The Centers for Disease Control and Prevention states that adults aged 65 and older should aim to achieve at least 150 minutes of moderate-intensity aerobic activity or 75 minutes of vigorous-intensity activity each week. This is in addition to at least 2 or more days of muscle-strengthening exercise per week. However, many individuals in this age group don’t fulfill the recommendations. The good news is that even small amounts of physical activity can be beneficial.
A study presented at the EuroPRevent 2016 meeting—a congress in preventive cardiology, hosted by the European Association for Cardiovascular Prevention & Rehabilitation—suggested that just 15 minutes of daily exercise can yield a positive response. The researchers, from the University Hospital of Saint-Etienne in Saint-Etienne, France, based their conclusion on data from two studies, which featured more than 123,000 subjects. The Saint-Etienne researchers looked at weekly physical activity records and death rates, and found that as activity levels increased, death rates declined. Subjects classified as highly active—achieving at least 1,000 metabolic equivalent of task (MET) minutes per week—had a 35% lower risk of death during the study. However, subjects at the lower end of the activity spectrum—who exercised for just 15 minutes per day—still saw their risk decrease by 22%.

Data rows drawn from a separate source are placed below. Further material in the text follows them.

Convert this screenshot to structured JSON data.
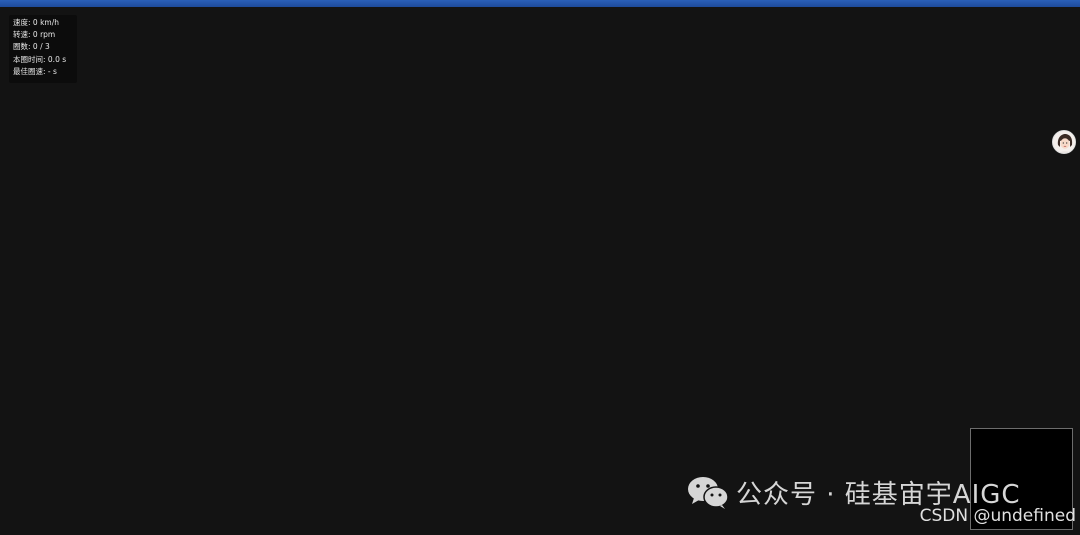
{
  "hud": {
    "speed": "速度: 0 km/h",
    "rpm": "转速: 0 rpm",
    "laps": "圈数: 0 / 3",
    "lap_time": "本圈时间: 0.0 s",
    "best_lap": "最佳圈速: - s"
  },
  "watermark": {
    "text": "公众号 · 硅基宙宇AIGC",
    "icon": "wechat-icon"
  },
  "footer": {
    "csdn": "CSDN @undefined"
  },
  "colors": {
    "background": "#131313",
    "topbar": "#1d4a9b",
    "hud_bg": "#0c0c0c"
  }
}
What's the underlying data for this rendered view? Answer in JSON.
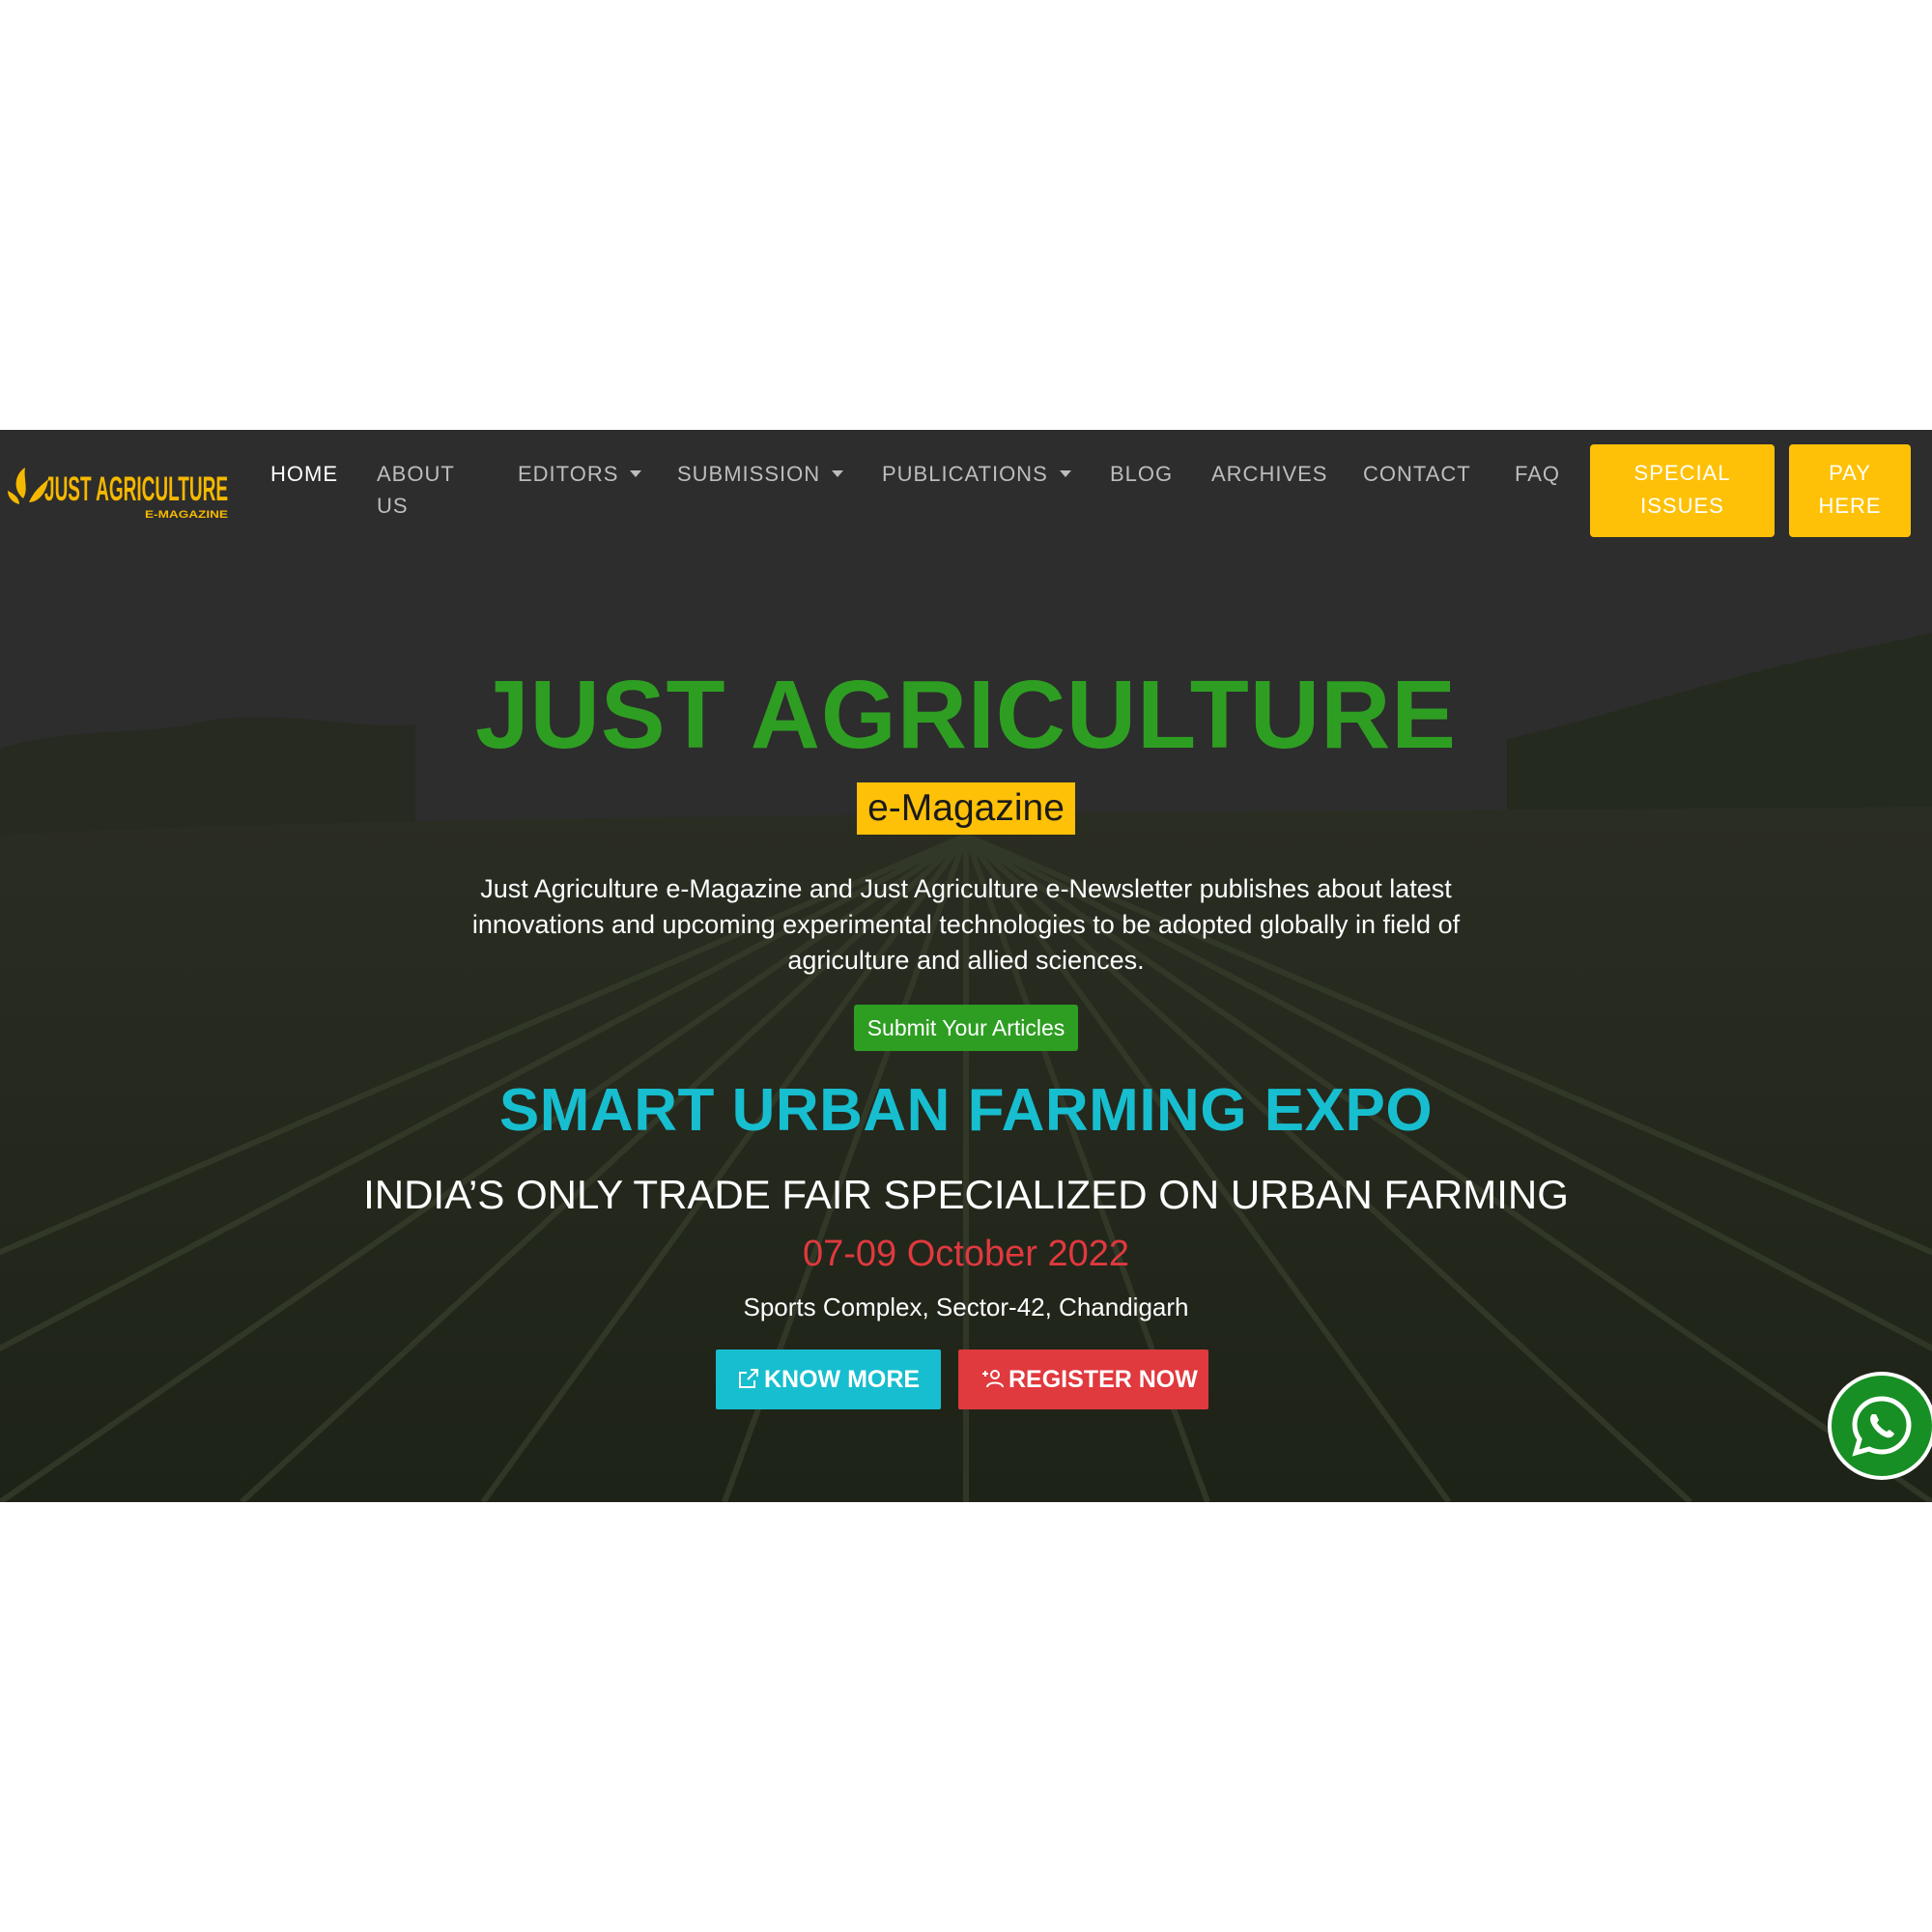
{
  "brand": {
    "logo_text": "JUST AGRICULTURE",
    "logo_subtext": "E-MAGAZINE",
    "logo_color": "#f5b800"
  },
  "nav": {
    "home": "HOME",
    "about_line1": "ABOUT",
    "about_line2": "US",
    "editors": "EDITORS",
    "submission": "SUBMISSION",
    "publications": "PUBLICATIONS",
    "blog": "BLOG",
    "archives": "ARCHIVES",
    "contact": "CONTACT",
    "faq": "FAQ",
    "special_line1": "SPECIAL",
    "special_line2": "ISSUES",
    "pay_line1": "PAY",
    "pay_line2": "HERE"
  },
  "hero": {
    "title": "JUST AGRICULTURE",
    "badge": "e-Magazine",
    "description": "Just Agriculture e-Magazine and Just Agriculture e-Newsletter publishes about latest innovations and upcoming experimental technologies to be adopted globally in field of agriculture and allied sciences.",
    "submit_label": "Submit Your Articles"
  },
  "expo": {
    "title": "SMART URBAN FARMING EXPO",
    "subtitle": "INDIA’S ONLY TRADE FAIR SPECIALIZED ON URBAN FARMING",
    "date": "07-09 October 2022",
    "venue": "Sports Complex, Sector-42, Chandigarh",
    "know_more_label": "KNOW MORE",
    "register_label": "REGISTER NOW"
  },
  "colors": {
    "green": "#2e9e22",
    "yellow": "#ffc107",
    "cyan": "#17becf",
    "red": "#e0393e",
    "whatsapp": "#178f24"
  },
  "icons": {
    "know_more": "external-link-icon",
    "register": "user-add-icon",
    "chat": "whatsapp-icon",
    "dropdown": "caret-down-icon"
  }
}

“These two studies show that the more physical activity older adults do, the greater the health benefit,” explained lead researcher David Hupin, MD, MSc. “The biggest jump in benefit was achieved at the low level of exercise, with the medium and high levels bringing smaller increments of benefit.”
Hupin added that this research might be valuable in motivating this population to exercise more each week, if only in small amounts.
“We think that older adults should progressively increase physical activity in their daily lives rather than dramatically changing their habits to meet recommendations,” he says. “Fifteen minutes a day could be a reasonable target for older adults. Small increases in physical activity may enable some older adults to incorporate more moderate activity and get closer to the recommended 150 minutes per week.”
The study appeared in the British Journal of Sports Medicine (2015; 49 , 1262–67).